● Action item:
Restate all of the entries exactly, each line as it stands.

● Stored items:
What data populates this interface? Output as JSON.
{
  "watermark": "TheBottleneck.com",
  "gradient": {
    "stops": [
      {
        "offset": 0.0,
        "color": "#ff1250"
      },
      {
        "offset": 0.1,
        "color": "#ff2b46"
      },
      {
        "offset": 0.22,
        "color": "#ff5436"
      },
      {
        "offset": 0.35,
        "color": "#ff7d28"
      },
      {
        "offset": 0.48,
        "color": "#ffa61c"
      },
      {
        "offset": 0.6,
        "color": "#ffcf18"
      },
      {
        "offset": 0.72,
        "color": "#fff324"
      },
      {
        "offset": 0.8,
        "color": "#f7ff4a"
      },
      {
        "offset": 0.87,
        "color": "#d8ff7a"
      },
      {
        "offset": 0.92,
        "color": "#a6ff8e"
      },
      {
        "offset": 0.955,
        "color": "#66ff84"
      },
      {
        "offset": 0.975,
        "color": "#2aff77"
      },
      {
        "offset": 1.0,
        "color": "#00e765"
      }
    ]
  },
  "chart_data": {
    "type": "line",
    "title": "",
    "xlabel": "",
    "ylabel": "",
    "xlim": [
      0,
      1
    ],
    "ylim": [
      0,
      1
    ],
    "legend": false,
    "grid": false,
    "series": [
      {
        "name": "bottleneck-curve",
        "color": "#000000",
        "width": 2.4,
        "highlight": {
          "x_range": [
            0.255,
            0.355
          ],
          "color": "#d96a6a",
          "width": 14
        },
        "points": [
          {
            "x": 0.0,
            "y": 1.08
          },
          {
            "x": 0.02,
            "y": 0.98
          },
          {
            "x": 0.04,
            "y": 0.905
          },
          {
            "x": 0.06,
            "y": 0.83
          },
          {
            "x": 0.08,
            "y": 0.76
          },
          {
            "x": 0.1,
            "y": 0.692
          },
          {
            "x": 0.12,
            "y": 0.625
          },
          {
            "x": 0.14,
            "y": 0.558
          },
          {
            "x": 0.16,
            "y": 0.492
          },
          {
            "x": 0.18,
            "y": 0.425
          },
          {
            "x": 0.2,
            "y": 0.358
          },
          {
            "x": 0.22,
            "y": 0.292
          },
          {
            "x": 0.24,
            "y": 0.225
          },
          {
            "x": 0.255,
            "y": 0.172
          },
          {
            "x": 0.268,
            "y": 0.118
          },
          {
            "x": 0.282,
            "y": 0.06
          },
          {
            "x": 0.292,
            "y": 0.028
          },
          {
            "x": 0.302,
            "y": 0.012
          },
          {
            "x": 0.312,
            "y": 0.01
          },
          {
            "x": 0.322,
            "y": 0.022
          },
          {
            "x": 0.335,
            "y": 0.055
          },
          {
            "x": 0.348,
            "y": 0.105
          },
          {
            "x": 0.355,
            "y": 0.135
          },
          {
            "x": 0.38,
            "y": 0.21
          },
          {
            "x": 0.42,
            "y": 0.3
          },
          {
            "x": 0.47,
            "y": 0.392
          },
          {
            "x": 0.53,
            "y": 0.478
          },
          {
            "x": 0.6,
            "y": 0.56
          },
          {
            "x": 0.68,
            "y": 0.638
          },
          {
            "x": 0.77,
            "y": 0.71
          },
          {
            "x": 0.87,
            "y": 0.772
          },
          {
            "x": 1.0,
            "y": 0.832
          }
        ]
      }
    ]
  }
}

● Answer:
What data populates this interface? Output as JSON.
{
  "watermark": "TheBottleneck.com",
  "gradient": {
    "stops": [
      {
        "offset": 0.0,
        "color": "#ff1250"
      },
      {
        "offset": 0.1,
        "color": "#ff2b46"
      },
      {
        "offset": 0.22,
        "color": "#ff5436"
      },
      {
        "offset": 0.35,
        "color": "#ff7d28"
      },
      {
        "offset": 0.48,
        "color": "#ffa61c"
      },
      {
        "offset": 0.6,
        "color": "#ffcf18"
      },
      {
        "offset": 0.72,
        "color": "#fff324"
      },
      {
        "offset": 0.8,
        "color": "#f7ff4a"
      },
      {
        "offset": 0.87,
        "color": "#d8ff7a"
      },
      {
        "offset": 0.92,
        "color": "#a6ff8e"
      },
      {
        "offset": 0.955,
        "color": "#66ff84"
      },
      {
        "offset": 0.975,
        "color": "#2aff77"
      },
      {
        "offset": 1.0,
        "color": "#00e765"
      }
    ]
  },
  "chart_data": {
    "type": "line",
    "title": "",
    "xlabel": "",
    "ylabel": "",
    "xlim": [
      0,
      1
    ],
    "ylim": [
      0,
      1
    ],
    "legend": false,
    "grid": false,
    "series": [
      {
        "name": "bottleneck-curve",
        "color": "#000000",
        "width": 2.4,
        "highlight": {
          "x_range": [
            0.255,
            0.355
          ],
          "color": "#d96a6a",
          "width": 14
        },
        "points": [
          {
            "x": 0.0,
            "y": 1.08
          },
          {
            "x": 0.02,
            "y": 0.98
          },
          {
            "x": 0.04,
            "y": 0.905
          },
          {
            "x": 0.06,
            "y": 0.83
          },
          {
            "x": 0.08,
            "y": 0.76
          },
          {
            "x": 0.1,
            "y": 0.692
          },
          {
            "x": 0.12,
            "y": 0.625
          },
          {
            "x": 0.14,
            "y": 0.558
          },
          {
            "x": 0.16,
            "y": 0.492
          },
          {
            "x": 0.18,
            "y": 0.425
          },
          {
            "x": 0.2,
            "y": 0.358
          },
          {
            "x": 0.22,
            "y": 0.292
          },
          {
            "x": 0.24,
            "y": 0.225
          },
          {
            "x": 0.255,
            "y": 0.172
          },
          {
            "x": 0.268,
            "y": 0.118
          },
          {
            "x": 0.282,
            "y": 0.06
          },
          {
            "x": 0.292,
            "y": 0.028
          },
          {
            "x": 0.302,
            "y": 0.012
          },
          {
            "x": 0.312,
            "y": 0.01
          },
          {
            "x": 0.322,
            "y": 0.022
          },
          {
            "x": 0.335,
            "y": 0.055
          },
          {
            "x": 0.348,
            "y": 0.105
          },
          {
            "x": 0.355,
            "y": 0.135
          },
          {
            "x": 0.38,
            "y": 0.21
          },
          {
            "x": 0.42,
            "y": 0.3
          },
          {
            "x": 0.47,
            "y": 0.392
          },
          {
            "x": 0.53,
            "y": 0.478
          },
          {
            "x": 0.6,
            "y": 0.56
          },
          {
            "x": 0.68,
            "y": 0.638
          },
          {
            "x": 0.77,
            "y": 0.71
          },
          {
            "x": 0.87,
            "y": 0.772
          },
          {
            "x": 1.0,
            "y": 0.832
          }
        ]
      }
    ]
  }
}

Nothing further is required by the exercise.